╔══

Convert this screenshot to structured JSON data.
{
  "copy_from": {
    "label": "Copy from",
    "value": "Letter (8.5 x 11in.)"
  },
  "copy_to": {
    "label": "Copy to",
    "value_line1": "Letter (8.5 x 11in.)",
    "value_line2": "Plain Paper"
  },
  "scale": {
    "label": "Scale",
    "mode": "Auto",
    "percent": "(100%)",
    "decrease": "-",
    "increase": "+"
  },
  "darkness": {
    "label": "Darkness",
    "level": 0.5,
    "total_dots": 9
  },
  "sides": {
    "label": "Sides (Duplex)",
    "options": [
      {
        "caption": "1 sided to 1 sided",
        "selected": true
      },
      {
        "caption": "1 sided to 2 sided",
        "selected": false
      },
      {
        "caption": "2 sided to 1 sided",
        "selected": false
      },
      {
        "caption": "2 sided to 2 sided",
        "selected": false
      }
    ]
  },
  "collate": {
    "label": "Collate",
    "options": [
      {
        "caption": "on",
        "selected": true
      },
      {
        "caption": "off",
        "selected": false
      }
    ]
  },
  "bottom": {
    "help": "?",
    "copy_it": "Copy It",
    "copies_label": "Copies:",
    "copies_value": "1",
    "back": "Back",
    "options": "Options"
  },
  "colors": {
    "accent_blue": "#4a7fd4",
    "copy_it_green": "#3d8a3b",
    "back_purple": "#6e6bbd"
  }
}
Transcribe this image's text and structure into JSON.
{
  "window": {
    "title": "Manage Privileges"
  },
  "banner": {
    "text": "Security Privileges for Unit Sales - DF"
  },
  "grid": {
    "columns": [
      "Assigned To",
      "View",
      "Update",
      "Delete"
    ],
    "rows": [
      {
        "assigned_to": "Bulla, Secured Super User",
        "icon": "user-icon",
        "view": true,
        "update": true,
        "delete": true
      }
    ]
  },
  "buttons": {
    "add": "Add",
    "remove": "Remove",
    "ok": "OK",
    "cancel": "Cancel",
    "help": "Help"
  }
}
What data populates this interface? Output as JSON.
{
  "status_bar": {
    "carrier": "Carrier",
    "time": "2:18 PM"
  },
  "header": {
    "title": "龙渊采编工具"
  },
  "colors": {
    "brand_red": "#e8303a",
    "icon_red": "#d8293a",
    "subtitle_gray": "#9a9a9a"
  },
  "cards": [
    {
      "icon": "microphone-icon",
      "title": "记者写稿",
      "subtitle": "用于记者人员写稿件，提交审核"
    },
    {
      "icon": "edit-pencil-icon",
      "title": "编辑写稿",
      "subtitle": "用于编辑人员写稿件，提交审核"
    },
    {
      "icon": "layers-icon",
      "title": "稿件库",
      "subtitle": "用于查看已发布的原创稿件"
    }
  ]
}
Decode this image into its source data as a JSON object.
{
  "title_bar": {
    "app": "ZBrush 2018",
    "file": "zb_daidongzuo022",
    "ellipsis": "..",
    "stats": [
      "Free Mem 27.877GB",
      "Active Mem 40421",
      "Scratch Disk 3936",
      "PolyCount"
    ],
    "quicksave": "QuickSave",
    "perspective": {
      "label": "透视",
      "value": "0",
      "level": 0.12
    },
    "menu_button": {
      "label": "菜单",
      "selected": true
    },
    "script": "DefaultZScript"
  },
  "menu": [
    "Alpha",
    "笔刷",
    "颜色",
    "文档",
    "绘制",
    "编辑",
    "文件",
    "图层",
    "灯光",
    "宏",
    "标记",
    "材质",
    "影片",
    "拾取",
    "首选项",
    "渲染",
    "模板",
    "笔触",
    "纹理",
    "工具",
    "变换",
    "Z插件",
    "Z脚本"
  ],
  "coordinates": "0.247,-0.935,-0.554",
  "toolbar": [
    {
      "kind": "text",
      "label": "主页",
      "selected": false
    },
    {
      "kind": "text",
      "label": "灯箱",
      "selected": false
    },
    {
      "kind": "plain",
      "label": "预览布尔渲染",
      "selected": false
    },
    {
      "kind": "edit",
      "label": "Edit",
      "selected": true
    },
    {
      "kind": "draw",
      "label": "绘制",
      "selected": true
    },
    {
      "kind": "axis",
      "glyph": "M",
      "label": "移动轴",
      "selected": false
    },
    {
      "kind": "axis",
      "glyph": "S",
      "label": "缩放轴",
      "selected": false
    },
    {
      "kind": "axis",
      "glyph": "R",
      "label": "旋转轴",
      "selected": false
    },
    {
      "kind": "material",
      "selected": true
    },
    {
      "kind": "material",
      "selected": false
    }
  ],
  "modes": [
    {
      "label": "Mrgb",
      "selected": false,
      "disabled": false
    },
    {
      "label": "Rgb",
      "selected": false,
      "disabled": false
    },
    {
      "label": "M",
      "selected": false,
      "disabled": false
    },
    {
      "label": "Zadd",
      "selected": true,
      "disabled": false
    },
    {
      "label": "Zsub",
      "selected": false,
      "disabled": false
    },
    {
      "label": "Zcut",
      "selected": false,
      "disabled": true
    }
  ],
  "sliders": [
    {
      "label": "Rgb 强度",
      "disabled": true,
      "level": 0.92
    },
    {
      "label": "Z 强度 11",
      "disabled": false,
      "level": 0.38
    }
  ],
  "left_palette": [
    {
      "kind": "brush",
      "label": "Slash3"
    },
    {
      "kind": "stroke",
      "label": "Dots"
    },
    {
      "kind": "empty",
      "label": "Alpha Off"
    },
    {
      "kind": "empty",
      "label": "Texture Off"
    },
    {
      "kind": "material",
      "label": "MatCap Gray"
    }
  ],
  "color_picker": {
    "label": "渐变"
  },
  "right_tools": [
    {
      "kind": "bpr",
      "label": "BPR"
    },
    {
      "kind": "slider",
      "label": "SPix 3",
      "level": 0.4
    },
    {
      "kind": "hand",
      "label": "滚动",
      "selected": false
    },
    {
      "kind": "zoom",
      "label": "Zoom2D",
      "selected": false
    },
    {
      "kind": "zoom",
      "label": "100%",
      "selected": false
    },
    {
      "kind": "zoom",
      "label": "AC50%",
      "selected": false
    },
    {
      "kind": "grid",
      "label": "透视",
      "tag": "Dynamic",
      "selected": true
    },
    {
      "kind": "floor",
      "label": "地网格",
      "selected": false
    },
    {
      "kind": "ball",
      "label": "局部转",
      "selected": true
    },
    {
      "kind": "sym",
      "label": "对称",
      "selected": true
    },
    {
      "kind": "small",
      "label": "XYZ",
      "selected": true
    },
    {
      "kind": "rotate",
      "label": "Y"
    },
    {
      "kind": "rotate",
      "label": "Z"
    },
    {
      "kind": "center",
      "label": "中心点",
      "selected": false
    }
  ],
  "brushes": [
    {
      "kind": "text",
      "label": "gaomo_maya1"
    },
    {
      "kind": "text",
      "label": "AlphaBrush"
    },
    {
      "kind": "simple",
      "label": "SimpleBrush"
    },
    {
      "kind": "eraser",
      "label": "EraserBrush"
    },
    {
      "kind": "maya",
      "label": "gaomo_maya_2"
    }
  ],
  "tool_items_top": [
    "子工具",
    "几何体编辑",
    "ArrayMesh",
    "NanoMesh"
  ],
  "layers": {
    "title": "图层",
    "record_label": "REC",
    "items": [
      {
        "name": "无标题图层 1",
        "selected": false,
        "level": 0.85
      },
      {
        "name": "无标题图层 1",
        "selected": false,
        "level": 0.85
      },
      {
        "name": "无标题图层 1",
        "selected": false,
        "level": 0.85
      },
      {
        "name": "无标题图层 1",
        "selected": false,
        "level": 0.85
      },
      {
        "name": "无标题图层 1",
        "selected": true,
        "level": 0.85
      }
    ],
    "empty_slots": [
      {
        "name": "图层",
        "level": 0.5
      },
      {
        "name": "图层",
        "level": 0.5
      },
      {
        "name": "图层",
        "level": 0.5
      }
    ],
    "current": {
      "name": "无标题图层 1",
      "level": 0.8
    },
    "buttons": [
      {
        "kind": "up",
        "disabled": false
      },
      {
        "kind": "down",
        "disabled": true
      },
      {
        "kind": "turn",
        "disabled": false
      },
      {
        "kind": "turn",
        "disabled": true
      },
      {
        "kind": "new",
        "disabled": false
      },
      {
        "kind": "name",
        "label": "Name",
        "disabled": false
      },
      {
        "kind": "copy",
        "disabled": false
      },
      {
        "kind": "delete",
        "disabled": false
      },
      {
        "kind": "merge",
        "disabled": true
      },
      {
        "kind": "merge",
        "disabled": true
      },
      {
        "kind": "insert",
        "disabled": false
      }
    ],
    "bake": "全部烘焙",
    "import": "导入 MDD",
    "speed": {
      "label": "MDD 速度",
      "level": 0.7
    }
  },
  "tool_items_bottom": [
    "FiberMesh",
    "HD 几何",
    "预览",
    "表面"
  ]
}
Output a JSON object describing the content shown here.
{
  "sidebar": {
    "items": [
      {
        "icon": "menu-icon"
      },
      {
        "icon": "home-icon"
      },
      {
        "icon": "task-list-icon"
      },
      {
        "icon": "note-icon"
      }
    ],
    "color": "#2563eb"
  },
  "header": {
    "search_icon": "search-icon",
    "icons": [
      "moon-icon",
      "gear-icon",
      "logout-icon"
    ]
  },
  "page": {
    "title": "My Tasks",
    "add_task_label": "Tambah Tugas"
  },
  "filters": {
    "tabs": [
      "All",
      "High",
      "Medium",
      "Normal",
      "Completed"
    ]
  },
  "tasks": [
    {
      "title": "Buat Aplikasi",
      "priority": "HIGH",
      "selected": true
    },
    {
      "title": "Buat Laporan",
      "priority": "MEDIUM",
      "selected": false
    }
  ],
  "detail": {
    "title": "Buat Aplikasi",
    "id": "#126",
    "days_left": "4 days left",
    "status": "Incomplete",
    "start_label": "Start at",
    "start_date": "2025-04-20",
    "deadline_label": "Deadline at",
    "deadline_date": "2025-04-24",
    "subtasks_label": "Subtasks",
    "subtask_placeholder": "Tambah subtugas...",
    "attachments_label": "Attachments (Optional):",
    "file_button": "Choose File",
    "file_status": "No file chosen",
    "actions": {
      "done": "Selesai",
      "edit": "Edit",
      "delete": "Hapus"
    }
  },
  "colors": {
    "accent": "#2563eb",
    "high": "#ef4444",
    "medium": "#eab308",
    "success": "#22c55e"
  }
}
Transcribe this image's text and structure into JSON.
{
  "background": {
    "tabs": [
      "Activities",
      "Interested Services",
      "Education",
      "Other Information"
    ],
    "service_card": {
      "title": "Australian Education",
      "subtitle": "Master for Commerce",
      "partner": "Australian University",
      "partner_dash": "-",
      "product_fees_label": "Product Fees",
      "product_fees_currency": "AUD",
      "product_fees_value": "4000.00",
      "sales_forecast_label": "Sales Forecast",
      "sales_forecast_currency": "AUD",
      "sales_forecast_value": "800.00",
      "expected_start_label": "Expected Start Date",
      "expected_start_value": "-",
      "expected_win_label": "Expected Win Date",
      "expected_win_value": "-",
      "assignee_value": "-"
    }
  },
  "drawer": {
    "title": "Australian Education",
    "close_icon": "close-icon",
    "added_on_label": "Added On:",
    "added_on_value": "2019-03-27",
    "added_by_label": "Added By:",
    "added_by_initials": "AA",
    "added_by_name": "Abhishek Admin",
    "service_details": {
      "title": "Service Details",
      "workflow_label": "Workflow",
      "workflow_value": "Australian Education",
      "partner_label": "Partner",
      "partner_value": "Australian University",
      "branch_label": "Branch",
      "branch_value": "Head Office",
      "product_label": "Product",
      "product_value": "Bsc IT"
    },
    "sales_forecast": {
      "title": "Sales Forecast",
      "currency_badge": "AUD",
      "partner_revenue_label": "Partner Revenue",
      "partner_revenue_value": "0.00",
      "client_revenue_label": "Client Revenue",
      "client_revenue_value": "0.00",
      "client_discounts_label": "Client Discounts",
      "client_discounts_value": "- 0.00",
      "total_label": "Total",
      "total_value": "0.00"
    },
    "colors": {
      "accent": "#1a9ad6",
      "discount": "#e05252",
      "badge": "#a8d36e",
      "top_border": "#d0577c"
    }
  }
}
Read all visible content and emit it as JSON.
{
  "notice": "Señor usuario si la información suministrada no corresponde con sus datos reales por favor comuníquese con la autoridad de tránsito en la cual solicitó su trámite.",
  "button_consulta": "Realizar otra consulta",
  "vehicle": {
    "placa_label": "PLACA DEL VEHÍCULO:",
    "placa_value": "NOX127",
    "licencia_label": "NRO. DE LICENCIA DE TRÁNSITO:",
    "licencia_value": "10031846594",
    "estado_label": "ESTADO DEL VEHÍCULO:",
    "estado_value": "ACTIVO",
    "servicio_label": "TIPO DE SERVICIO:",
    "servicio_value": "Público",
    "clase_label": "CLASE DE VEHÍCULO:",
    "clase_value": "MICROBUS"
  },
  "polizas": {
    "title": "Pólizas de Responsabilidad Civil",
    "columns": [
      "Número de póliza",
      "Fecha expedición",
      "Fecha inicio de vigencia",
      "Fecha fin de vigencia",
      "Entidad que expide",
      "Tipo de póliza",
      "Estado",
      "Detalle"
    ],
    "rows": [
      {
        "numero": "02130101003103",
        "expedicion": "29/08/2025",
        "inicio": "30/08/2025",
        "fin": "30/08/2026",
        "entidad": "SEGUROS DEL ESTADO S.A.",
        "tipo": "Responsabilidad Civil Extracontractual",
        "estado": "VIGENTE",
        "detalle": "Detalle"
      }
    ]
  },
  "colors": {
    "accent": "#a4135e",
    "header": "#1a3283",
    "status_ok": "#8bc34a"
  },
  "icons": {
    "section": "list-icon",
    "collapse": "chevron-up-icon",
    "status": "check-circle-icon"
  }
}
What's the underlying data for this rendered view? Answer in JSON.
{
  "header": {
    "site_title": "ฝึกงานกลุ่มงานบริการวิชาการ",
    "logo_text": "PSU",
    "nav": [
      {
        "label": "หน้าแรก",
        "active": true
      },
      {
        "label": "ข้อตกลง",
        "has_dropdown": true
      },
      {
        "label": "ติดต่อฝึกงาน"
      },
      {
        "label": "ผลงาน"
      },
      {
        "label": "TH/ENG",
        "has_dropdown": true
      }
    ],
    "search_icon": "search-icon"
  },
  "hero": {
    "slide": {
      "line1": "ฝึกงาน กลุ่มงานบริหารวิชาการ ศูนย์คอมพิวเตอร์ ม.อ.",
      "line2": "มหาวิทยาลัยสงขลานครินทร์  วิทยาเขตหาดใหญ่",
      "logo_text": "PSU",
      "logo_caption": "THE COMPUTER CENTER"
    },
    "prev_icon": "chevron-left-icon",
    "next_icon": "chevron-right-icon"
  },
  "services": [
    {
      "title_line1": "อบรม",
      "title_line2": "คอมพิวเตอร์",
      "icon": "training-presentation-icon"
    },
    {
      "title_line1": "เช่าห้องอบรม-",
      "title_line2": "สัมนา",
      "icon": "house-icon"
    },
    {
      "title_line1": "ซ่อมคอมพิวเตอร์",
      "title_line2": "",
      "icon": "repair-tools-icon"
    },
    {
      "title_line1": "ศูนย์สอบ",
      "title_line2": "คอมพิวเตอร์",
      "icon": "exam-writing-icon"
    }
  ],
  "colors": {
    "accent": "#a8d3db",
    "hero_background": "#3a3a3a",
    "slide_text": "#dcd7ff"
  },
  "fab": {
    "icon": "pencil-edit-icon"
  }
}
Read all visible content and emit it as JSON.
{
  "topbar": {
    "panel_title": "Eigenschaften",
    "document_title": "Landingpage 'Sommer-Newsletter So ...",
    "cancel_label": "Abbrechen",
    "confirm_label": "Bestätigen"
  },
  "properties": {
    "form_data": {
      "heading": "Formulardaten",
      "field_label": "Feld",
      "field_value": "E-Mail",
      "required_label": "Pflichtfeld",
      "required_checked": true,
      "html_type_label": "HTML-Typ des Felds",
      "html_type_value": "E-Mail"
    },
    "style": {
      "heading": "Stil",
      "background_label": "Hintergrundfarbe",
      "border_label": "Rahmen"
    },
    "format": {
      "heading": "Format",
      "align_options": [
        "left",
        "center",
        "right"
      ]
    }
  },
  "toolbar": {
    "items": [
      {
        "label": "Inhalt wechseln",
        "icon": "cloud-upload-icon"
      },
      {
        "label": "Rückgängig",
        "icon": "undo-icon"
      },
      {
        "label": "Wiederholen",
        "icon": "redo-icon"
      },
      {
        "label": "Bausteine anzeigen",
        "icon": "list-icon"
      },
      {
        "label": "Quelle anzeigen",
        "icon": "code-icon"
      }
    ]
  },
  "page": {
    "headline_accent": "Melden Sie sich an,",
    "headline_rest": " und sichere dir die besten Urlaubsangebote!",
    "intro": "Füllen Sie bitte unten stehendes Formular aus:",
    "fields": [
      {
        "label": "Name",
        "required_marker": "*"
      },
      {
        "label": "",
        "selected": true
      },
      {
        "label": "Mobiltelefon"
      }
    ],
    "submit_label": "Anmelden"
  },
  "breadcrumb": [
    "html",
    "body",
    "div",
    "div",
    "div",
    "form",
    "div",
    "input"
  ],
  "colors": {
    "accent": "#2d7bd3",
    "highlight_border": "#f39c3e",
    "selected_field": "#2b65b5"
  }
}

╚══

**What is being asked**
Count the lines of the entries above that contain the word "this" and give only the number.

**Response box**
6